| Web page and app entries |
***

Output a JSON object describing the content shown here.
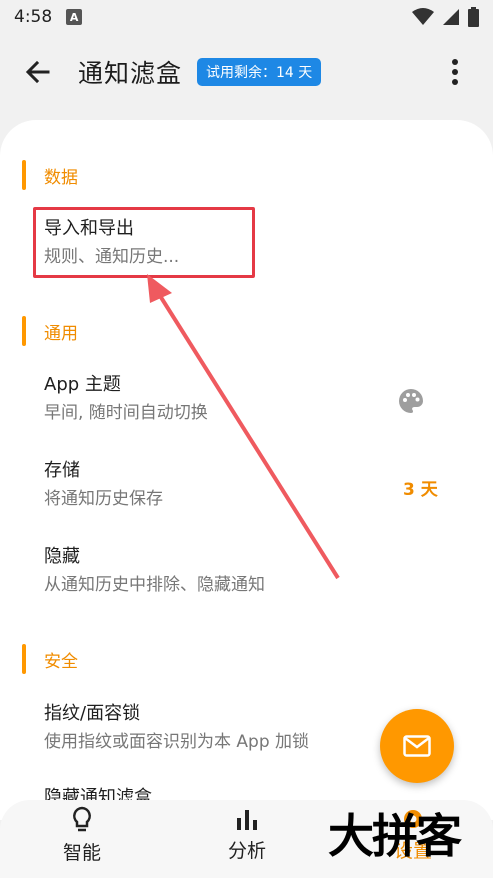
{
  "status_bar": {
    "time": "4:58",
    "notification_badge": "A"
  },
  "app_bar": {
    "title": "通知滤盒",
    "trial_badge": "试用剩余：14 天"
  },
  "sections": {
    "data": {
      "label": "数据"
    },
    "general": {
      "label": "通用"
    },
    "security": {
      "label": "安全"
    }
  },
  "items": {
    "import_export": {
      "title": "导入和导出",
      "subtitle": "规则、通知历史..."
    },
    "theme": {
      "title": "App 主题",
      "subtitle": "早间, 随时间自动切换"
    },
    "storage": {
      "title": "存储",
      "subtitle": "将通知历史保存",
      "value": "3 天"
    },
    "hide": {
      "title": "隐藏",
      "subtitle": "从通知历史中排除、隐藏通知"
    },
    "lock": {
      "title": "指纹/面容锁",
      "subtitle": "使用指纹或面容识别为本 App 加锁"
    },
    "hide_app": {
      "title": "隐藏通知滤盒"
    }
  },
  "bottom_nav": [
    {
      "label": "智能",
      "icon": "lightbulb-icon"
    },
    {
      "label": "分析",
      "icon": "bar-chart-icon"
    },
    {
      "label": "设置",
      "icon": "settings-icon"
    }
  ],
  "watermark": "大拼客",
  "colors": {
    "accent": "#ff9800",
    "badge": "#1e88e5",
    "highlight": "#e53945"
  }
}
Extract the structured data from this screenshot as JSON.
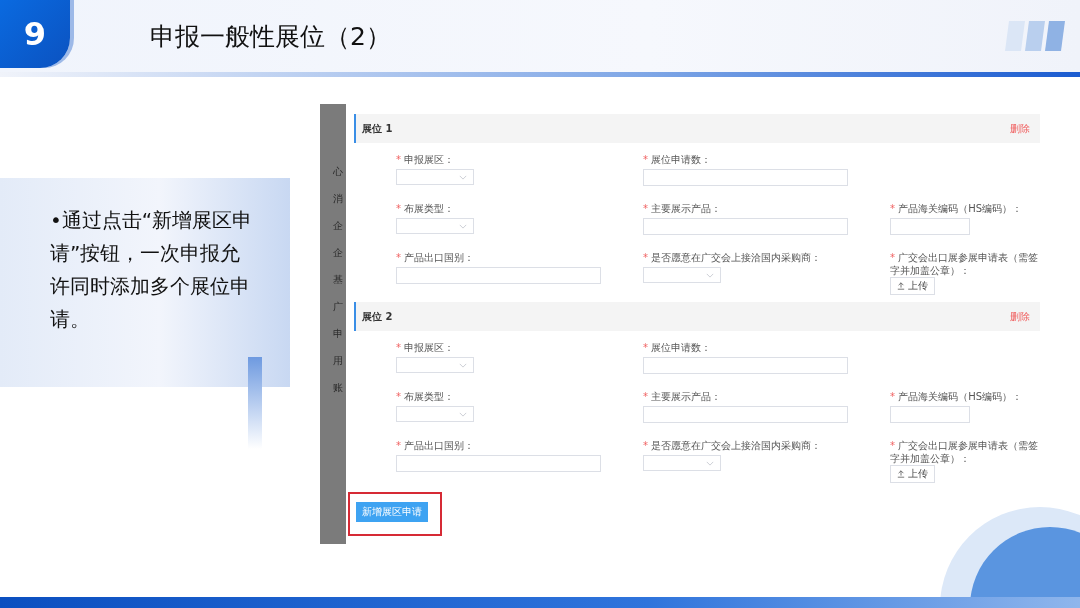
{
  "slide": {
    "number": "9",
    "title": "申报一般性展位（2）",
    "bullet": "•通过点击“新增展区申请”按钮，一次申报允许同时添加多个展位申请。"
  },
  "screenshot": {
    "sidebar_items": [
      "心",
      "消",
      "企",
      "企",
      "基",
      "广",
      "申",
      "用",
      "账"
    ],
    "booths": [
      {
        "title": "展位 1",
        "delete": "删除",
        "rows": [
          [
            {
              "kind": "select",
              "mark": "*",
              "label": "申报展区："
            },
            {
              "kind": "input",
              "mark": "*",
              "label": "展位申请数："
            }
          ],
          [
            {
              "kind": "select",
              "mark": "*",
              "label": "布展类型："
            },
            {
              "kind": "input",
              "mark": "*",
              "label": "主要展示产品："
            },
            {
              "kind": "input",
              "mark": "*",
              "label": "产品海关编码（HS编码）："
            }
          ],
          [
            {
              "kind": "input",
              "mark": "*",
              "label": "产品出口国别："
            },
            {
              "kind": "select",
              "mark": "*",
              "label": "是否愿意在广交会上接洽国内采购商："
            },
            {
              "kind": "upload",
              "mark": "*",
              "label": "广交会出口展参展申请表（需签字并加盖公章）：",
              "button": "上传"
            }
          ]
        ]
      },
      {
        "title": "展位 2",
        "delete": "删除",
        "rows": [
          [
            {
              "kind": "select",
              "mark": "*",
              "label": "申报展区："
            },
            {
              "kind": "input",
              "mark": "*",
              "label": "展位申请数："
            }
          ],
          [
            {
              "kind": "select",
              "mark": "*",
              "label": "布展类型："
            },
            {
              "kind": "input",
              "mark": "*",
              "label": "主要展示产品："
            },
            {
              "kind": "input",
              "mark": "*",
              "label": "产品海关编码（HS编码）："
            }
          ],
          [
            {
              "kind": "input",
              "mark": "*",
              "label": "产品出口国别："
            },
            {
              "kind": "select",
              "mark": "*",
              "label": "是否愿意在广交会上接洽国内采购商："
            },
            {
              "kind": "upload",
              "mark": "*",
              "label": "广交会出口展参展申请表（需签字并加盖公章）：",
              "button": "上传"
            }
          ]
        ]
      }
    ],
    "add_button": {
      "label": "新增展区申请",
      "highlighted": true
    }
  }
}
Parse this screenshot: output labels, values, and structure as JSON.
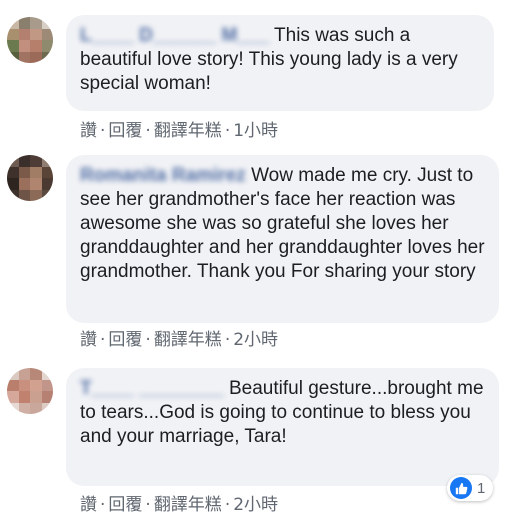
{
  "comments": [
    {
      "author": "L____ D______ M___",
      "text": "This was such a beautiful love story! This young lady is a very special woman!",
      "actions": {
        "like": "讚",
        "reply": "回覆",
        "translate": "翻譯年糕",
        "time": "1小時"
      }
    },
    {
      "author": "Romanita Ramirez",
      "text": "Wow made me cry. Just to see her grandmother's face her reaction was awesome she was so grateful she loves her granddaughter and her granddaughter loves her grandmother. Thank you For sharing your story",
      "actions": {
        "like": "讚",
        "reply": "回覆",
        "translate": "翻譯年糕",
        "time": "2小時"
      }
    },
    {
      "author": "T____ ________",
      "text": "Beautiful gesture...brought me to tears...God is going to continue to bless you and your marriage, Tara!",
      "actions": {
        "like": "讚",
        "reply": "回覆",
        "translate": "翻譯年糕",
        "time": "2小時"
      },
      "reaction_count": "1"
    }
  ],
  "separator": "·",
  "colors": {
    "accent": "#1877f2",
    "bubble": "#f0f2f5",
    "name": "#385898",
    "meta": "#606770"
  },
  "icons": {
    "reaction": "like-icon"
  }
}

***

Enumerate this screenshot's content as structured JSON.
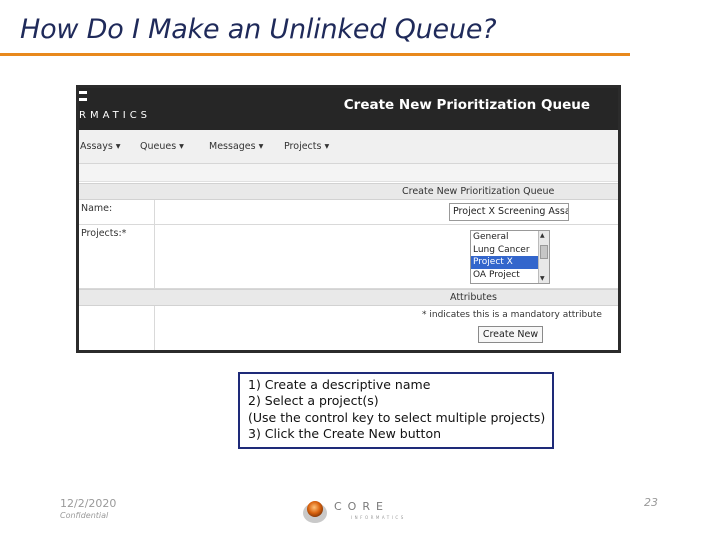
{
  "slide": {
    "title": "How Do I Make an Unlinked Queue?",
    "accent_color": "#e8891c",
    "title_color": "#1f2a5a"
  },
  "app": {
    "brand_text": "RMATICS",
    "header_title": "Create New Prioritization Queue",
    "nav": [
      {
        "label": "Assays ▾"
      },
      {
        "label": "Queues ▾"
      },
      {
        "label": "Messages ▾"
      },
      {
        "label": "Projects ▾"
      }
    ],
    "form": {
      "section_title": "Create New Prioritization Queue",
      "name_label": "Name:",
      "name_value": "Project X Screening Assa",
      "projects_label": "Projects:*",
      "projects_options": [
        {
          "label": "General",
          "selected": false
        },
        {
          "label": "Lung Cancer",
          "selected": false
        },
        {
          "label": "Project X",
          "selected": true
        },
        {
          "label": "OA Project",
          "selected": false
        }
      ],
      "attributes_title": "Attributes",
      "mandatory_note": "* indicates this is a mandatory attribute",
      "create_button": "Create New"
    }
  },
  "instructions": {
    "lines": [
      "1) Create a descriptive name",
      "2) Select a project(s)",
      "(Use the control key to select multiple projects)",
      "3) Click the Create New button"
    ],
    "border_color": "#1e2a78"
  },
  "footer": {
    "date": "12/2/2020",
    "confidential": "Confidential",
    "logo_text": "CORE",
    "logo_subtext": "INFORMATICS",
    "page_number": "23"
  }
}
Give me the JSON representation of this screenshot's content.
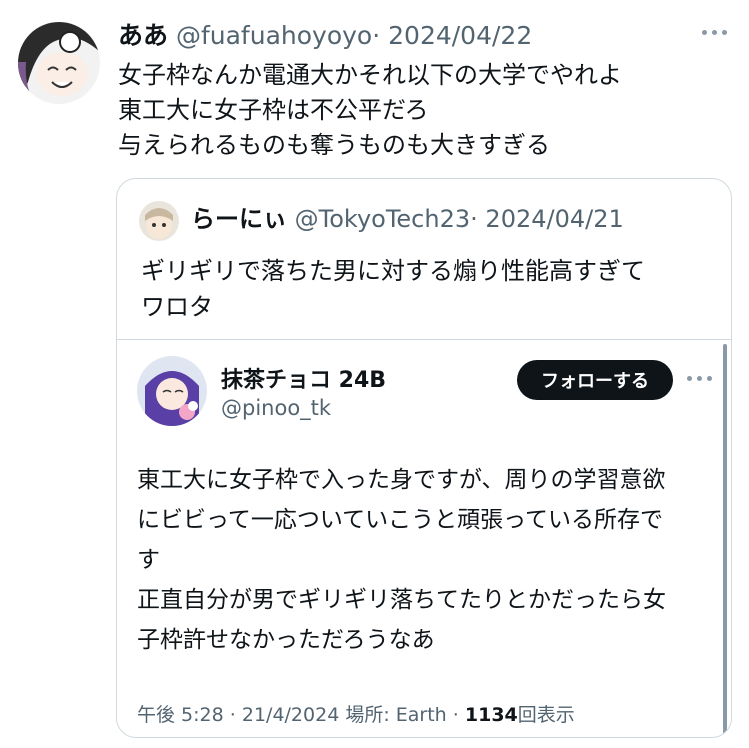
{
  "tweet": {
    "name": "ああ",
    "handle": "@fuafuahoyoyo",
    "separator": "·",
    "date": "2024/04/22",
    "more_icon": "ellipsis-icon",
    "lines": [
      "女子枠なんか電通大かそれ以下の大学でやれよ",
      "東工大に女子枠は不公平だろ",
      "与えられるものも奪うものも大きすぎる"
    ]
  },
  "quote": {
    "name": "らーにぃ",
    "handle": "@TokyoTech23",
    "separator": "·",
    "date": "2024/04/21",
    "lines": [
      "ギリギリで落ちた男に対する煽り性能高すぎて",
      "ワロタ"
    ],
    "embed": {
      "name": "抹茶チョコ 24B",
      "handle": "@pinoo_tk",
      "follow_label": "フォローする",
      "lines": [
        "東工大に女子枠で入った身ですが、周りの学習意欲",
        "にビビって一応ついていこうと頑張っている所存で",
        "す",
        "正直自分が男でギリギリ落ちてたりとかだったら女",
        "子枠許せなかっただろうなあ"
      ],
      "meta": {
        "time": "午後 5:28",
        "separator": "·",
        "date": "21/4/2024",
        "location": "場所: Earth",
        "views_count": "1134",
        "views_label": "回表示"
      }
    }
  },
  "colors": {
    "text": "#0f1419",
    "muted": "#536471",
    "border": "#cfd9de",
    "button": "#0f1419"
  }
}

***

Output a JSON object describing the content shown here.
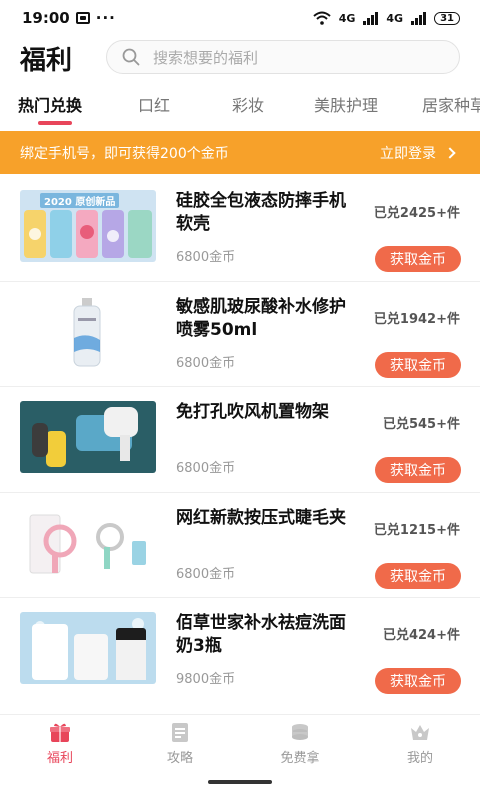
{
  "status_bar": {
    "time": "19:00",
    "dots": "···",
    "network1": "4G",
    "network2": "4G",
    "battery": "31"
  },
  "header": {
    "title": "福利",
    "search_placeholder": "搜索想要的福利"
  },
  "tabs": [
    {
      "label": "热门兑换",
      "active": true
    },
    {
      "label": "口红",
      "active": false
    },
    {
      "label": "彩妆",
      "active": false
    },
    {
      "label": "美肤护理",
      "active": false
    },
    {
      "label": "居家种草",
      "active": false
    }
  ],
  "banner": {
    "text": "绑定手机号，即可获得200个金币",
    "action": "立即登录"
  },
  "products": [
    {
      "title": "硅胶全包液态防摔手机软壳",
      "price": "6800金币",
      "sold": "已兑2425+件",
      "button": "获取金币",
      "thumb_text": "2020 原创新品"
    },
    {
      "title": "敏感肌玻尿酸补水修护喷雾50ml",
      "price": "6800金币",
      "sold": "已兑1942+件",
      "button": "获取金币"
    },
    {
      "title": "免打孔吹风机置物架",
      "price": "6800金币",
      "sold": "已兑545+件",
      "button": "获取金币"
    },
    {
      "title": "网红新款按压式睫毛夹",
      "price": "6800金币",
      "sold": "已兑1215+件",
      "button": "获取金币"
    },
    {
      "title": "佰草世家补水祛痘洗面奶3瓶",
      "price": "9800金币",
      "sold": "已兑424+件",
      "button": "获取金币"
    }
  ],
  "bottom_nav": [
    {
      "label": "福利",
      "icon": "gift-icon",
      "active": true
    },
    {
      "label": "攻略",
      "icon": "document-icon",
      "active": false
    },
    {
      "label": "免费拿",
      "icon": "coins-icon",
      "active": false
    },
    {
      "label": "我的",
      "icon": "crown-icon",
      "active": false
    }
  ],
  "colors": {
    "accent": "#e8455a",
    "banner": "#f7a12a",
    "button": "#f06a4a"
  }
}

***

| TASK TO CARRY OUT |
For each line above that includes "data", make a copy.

| EXPECTED OUTPUT |
    "data": {
Extract the structured data from this screenshot as JSON.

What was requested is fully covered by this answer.